This afternoon I’ll do some more debating about what to do. I’ll enjoy having the time to think about nothing and breathe. Put away the last things around the house that aren’t in their homes. I’ll finally wash the Bumbo my sister gave me, though we won’t need it for a while. I might debate reading something, try a few pages, get distracted by Twitter and Trump and Brexit, go back to my book to realise it’s time to collect our furry first born from doggy daycare. He’ll stink and be filthy. My husband will shower him, I’ll dry him. If he has an ounce of energy after legging it round a field for 10 hours we’ll chase him round the table a few times, throw some tennis balls around the front room. Then he’ll curl up, exhausted, like a little fox. He’ll have dinner and we’ll have dinner. We’ll snuggle with him on the sofa. Tell him how much we love him and promise he’s not being replaced. He’s still our beloved boy. Then we’ll take him to his grandparents til we’re home from hospital.

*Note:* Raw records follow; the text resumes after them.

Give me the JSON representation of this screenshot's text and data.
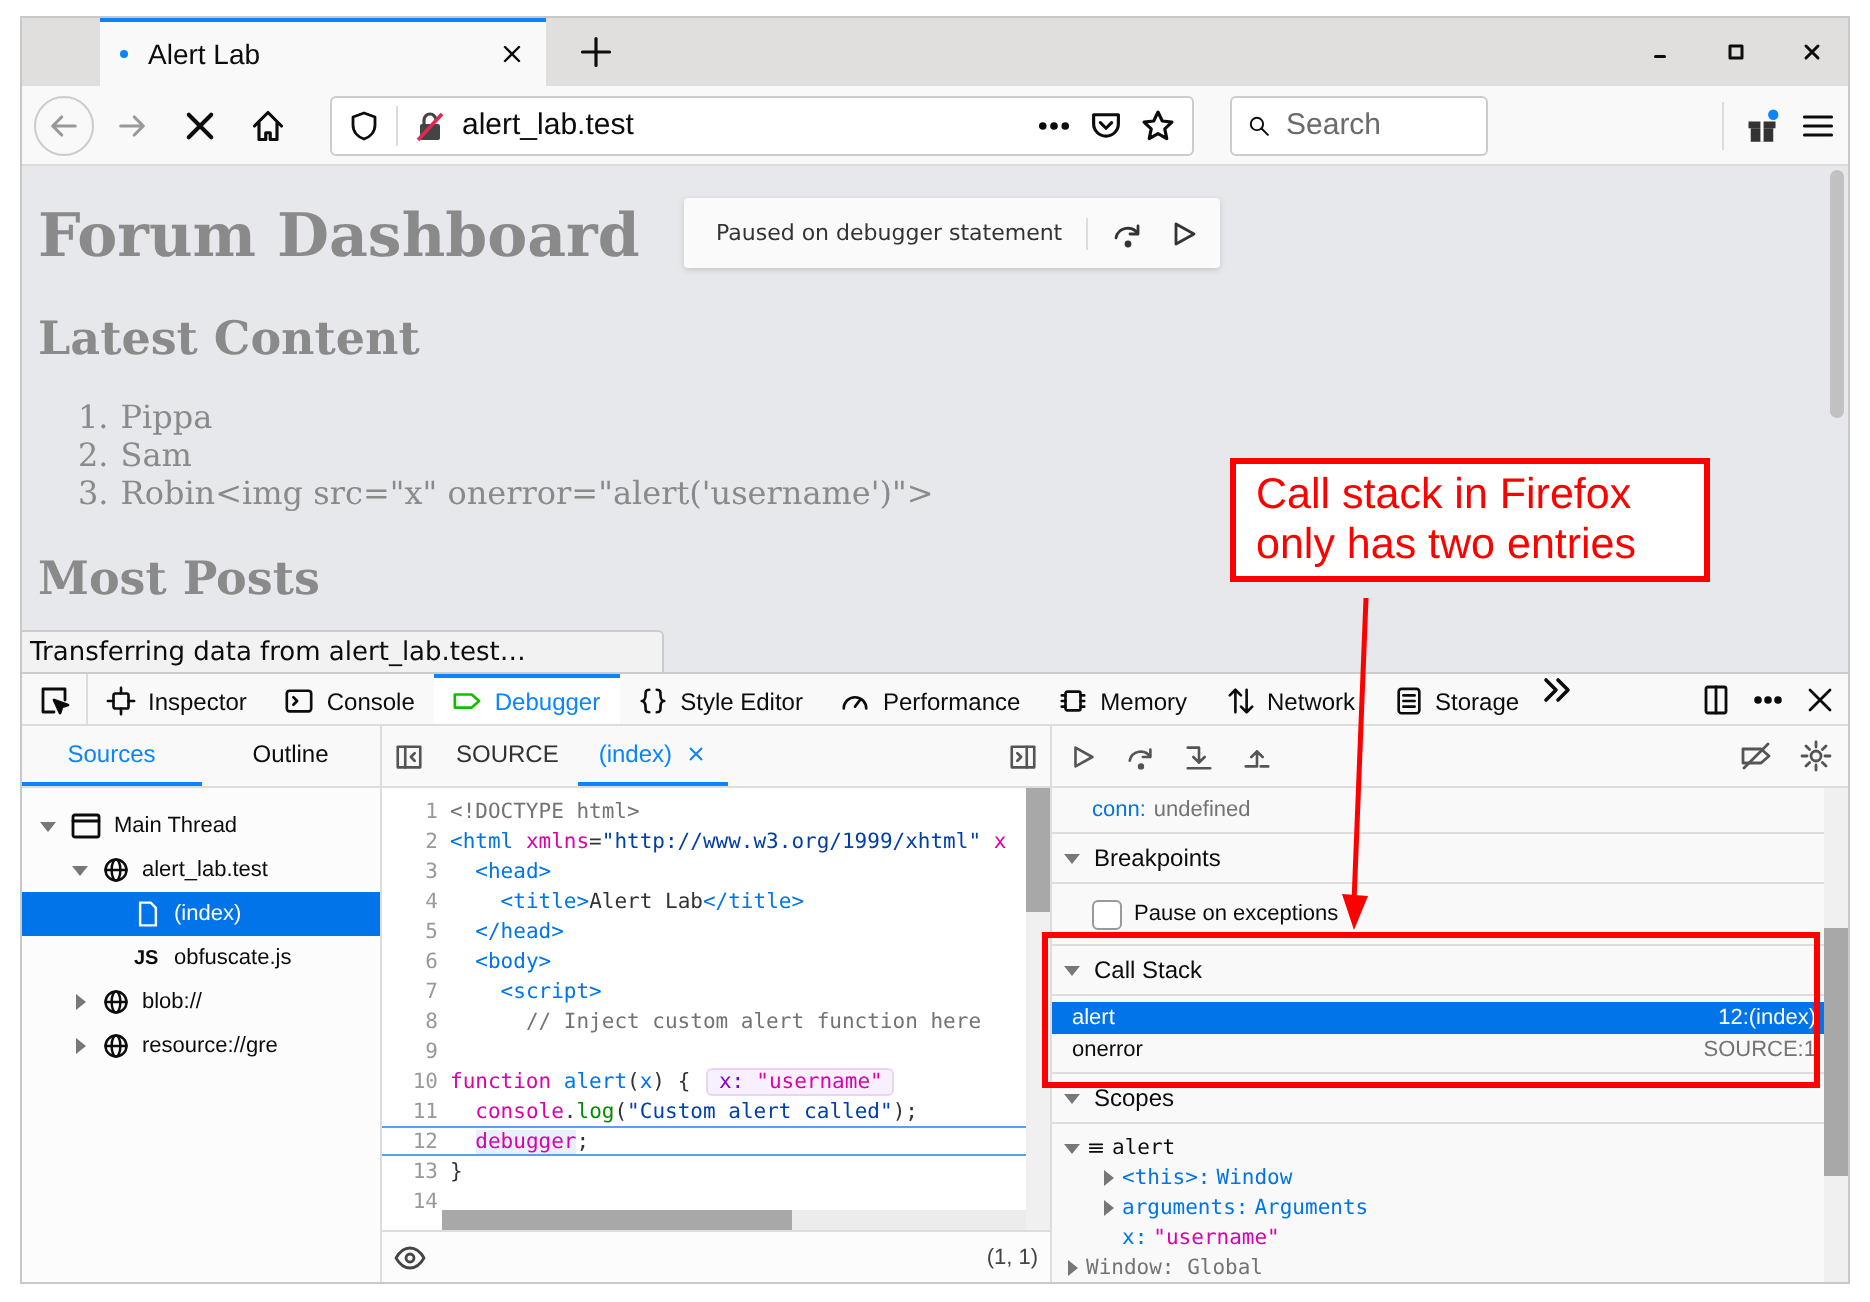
{
  "browser": {
    "tab": {
      "title": "Alert Lab",
      "loading": true
    },
    "address": "alert_lab.test",
    "search": {
      "placeholder": "Search"
    }
  },
  "page": {
    "heading": "Forum Dashboard",
    "sections": [
      {
        "heading": "Latest Content",
        "items": [
          {
            "number": "1.",
            "text": "Pippa"
          },
          {
            "number": "2.",
            "text": "Sam"
          },
          {
            "number": "3.",
            "text": "Robin<img src=\"x\" onerror=\"alert('username')\">"
          }
        ]
      },
      {
        "heading": "Most Posts"
      }
    ]
  },
  "paused_overlay": {
    "message": "Paused on debugger statement"
  },
  "status_bar": "Transferring data from alert_lab.test…",
  "annotation": {
    "text": "Call stack in Firefox only has two entries"
  },
  "devtools": {
    "tools": [
      {
        "label": "Inspector",
        "selected": false
      },
      {
        "label": "Console",
        "selected": false
      },
      {
        "label": "Debugger",
        "selected": true
      },
      {
        "label": "Style Editor",
        "selected": false
      },
      {
        "label": "Performance",
        "selected": false
      },
      {
        "label": "Memory",
        "selected": false
      },
      {
        "label": "Network",
        "selected": false
      },
      {
        "label": "Storage",
        "selected": false
      }
    ],
    "sources_tabs": [
      {
        "label": "Sources",
        "selected": true
      },
      {
        "label": "Outline",
        "selected": false
      }
    ],
    "tree": [
      {
        "label": "Main Thread",
        "kind": "thread",
        "expanded": true,
        "selected": false,
        "children": [
          {
            "label": "alert_lab.test",
            "kind": "domain",
            "expanded": true,
            "selected": false,
            "children": [
              {
                "label": "(index)",
                "kind": "file",
                "selected": true
              },
              {
                "label": "obfuscate.js",
                "kind": "js",
                "icon_text": "JS",
                "selected": false
              }
            ]
          },
          {
            "label": "blob://",
            "kind": "domain",
            "expanded": false,
            "selected": false
          },
          {
            "label": "resource://gre",
            "kind": "domain",
            "expanded": false,
            "selected": false
          }
        ]
      }
    ],
    "editor_tabs": [
      {
        "label": "SOURCE",
        "selected": false,
        "closable": false
      },
      {
        "label": "(index)",
        "selected": true,
        "closable": true
      }
    ],
    "code": [
      {
        "number": "1",
        "paused": false,
        "segments": [
          {
            "kind": "doctype",
            "text": "<!DOCTYPE html>"
          }
        ]
      },
      {
        "number": "2",
        "paused": false,
        "segments": [
          {
            "kind": "tag",
            "text": "<html"
          },
          {
            "kind": "attr",
            "text": " xmlns"
          },
          {
            "kind": "plain",
            "text": "="
          },
          {
            "kind": "string",
            "text": "\"http://www.w3.org/1999/xhtml\""
          },
          {
            "kind": "attr",
            "text": " x"
          }
        ]
      },
      {
        "number": "3",
        "paused": false,
        "segments": [
          {
            "kind": "tag",
            "text": "  <head>"
          }
        ]
      },
      {
        "number": "4",
        "paused": false,
        "segments": [
          {
            "kind": "tag",
            "text": "    <title>"
          },
          {
            "kind": "plain",
            "text": "Alert Lab"
          },
          {
            "kind": "tag",
            "text": "</title>"
          }
        ]
      },
      {
        "number": "5",
        "paused": false,
        "segments": [
          {
            "kind": "tag",
            "text": "  </head>"
          }
        ]
      },
      {
        "number": "6",
        "paused": false,
        "segments": [
          {
            "kind": "tag",
            "text": "  <body>"
          }
        ]
      },
      {
        "number": "7",
        "paused": false,
        "segments": [
          {
            "kind": "tag",
            "text": "    <script>"
          }
        ]
      },
      {
        "number": "8",
        "paused": false,
        "segments": [
          {
            "kind": "comment",
            "text": "      // Inject custom alert function here"
          }
        ]
      },
      {
        "number": "9",
        "paused": false
      },
      {
        "number": "10",
        "paused": false,
        "segments": [
          {
            "kind": "keyword",
            "text": "function"
          },
          {
            "kind": "name",
            "text": " alert"
          },
          {
            "kind": "plain",
            "text": "("
          },
          {
            "kind": "name",
            "text": "x"
          },
          {
            "kind": "plain",
            "text": ") { "
          }
        ],
        "preview": {
          "name": "x:",
          "value": "\"username\""
        }
      },
      {
        "number": "11",
        "paused": false,
        "segments": [
          {
            "kind": "keyword",
            "text": "  console"
          },
          {
            "kind": "plain",
            "text": "."
          },
          {
            "kind": "method",
            "text": "log"
          },
          {
            "kind": "plain",
            "text": "("
          },
          {
            "kind": "string",
            "text": "\"Custom alert called\""
          },
          {
            "kind": "plain",
            "text": ");"
          }
        ]
      },
      {
        "number": "12",
        "paused": true,
        "segments": [
          {
            "kind": "keyword",
            "text": "  debugger"
          },
          {
            "kind": "plain",
            "text": ";"
          }
        ]
      },
      {
        "number": "13",
        "paused": false,
        "segments": [
          {
            "kind": "plain",
            "text": "}"
          }
        ]
      },
      {
        "number": "14",
        "paused": false
      }
    ],
    "cursor": "(1, 1)",
    "watch": {
      "name": "conn:",
      "value": "undefined"
    },
    "sections": [
      {
        "kind": "breakpoints",
        "title": "Breakpoints",
        "expanded": true,
        "options": [
          {
            "label": "Pause on exceptions",
            "checked": false
          }
        ]
      },
      {
        "kind": "callstack",
        "title": "Call Stack",
        "expanded": true,
        "frames": [
          {
            "name": "alert",
            "location": "12:(index)",
            "selected": true
          },
          {
            "name": "onerror",
            "location": "SOURCE:1",
            "selected": false
          }
        ]
      },
      {
        "kind": "scopes",
        "title": "Scopes",
        "expanded": true,
        "scopes": [
          {
            "label": "alert",
            "expanded": true,
            "children": [
              {
                "name": "<this>:",
                "value": "Window",
                "kind": "object",
                "expanded": false
              },
              {
                "name": "arguments:",
                "value": "Arguments",
                "kind": "object",
                "expanded": false
              },
              {
                "name": "x:",
                "value": "\"username\"",
                "kind": "string"
              }
            ]
          },
          {
            "label": "Window: Global",
            "expanded": false
          }
        ]
      }
    ]
  }
}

My husband and I will spend the rest of the evening in a strange limbo. Nerves and excitement will mingle. We’ll probably sit thinking a little while before blurting out a fear or hope or dream. We’ll discuss it, then finish the conversation with either ‘this is nuts’ or ‘so surreal’ or ‘shiiiiiitttttt’. We’ll keep feeling Runner Bean in my tummy. Feeling him or her push his or her bum out on one side, and his or her heel out on the other. We’ll imagine feeling his or her body tomorrow without the wall of my skin between us. I’ll imagine holding the powerful little feet that have caused Toblerone shapes to protrude from my body. I’ll imagine seeing how small and delicate yet strong they are and I’ll marvel at nature and biology. We’ll do the motions to go to bed at some point. Then we’ll lie there. I guess at some point we’ll fall asleep.
Tomorrow we’ll wake up. We’ll shower, dress. My husband will have breakfast. I won’t eat or drink in line with my pre-op fast. We’ll put the bag in the car, get in the car and drive to hospital. We’ll check in, try and get a private room (first come first served) then we’ll sit and wait. The nerves and excitement of the night before will intensify. We’ll probably internalise more than we externalise. At some point, we’ll walk to the theatre, I’ll lie on a bed, my husband by my side, and it will all begin.
The ending I’m projecting is our son or daughter is raised in the air, healthy and happy, as am I. After the initial checks he or she is handed to my husband for immediate skin to skin while I’m stitched back up. A few hours pass of us taking it all in. My toes start to tingle. We keep staring at our child, amazed, in love, overwhelmed, the fear still there, and we start to take in our new life, new responsibilities, new adventures.
While I chose a c-section over a vaginal birth as it’s more predictable and controlled, of course there are multiple ways the next few days might pan out. Not all of them we’d choose. That’s the adventure of parenting. It’s the adventure of life. As much as we like to believe we are, we’re not in control. There are forces greater than us, whether you believe that’s a god, fate, karma, luck, or just nature. The only thing we can do is our best, and hope that it’s enough. And when it isn’t, we figure out the problem we face, and we think about how we might solve it. Then, hopefully with luck on our side, we give our chosen solution a go. And we hope for the best.